Are Indian security agencies slipping from the high standards they have set themselves? First, too many red flags were overlooked and a band of terrorists were allowed to sneak into a high security zone. Then, it was said that the sanitizing operation was complete and the Air Force base had been secured. Even the prime minister made a quick visit to take stock of the situation. Yet, later, a mobile phone and an AK-47 assault rifle were found in the vicinity. How could this happen? Was the combing and sanitizing party not responsible for conducting a thorough check? If so, how were such vital things not recovered before the ‘operation complete’ bugle was sounded?

It is all very well for the defence minister Manohar Parikkar to say that India will cause pain to those who have caused it pain (and many people are of the opinion that Pakistan’s proxy war should be countered by a proxy war by India). But to do so, one first needs to keep one’s own house in order. With the Pathankot attack showing Indian security agencies in very poor light, a lot of belt tightening is required before India can even think of fighting fire with fire.

Then there is another factor that comes into play. Pakistan has a ready shield under cover of which it carries on with its nefarious proxy war – Kashmir. It plays on Kashmiri sentiments and entices youth from the region to wage war on India with the promise of Azad Kashmir. What is surprising that despite having full knowledge about Pakistan’s nefarious designs and satellite pictures of terror camps inside Pakistani territory, Western powers keep mum on the issue and even support that country.

Since India cannot play on Pakistan’s internal problems to create disturbances there, the only option left for it is hot pursuit of terrorists, like the operation the army conducted in Myanmar. But the ground realities are different. Myanmar does not support Indian rebels. While it is doubtful that it permitted the army to conduct the strike, it chose not to raise the issue as the operation was clinical, took very little time and did not harm any Myanmar citizen. Also, the border from where Indian troops entered is not seriously manned on the Myanmar side.

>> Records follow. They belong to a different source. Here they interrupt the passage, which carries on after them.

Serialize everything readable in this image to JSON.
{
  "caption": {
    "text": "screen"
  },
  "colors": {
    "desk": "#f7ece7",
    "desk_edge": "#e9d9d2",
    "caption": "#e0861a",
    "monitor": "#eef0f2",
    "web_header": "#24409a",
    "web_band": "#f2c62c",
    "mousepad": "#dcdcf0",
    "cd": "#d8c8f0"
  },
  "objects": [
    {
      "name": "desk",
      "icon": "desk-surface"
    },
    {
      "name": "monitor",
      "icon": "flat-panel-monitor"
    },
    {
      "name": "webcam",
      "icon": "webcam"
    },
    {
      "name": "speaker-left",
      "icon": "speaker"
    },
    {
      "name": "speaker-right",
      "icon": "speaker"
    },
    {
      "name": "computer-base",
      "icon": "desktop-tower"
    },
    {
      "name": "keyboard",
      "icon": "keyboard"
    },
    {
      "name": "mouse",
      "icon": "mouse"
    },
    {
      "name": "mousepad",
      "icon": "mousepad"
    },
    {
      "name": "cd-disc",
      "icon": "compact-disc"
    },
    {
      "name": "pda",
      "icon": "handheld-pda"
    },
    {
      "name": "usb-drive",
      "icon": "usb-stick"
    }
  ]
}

When it comes to pursuing terrorists inside Pakistani territory, the first thing is that most of those who enter India covertly are jihadis and have no intention to return back unless extraneous circumstances force them to, or perhaps if they are able to complete their operation without being detected. Second, when the Indians have no clue how and when they enter, how will they know how and when they will go back. Third, Pakistan denies that they are from that country or even that they entered India from Pakistan. Fourth, Pakistani border is heavily manned and closely monitored by the Rangers. Fifth, Pakistan is never going to permit the Indian Army to indulge in ‘hot pursuit.’ Any ingress the Indians make will be immediately noticed. It will certainly be repulsed and can even lead to a war.

Hence, the defence minister needs to spell out how he will go about causing pain to those who have caused immense pain to India over the years. High sounding words can make good headlines but do not benefit the country. The first step the minister should take is to fix responsibility and blame and take action against those found wanting after the NIA investigations are complete. We have to admit that the security agencies did a bad job at Pathankot and ensure that things are better handled if and when the next strike happens.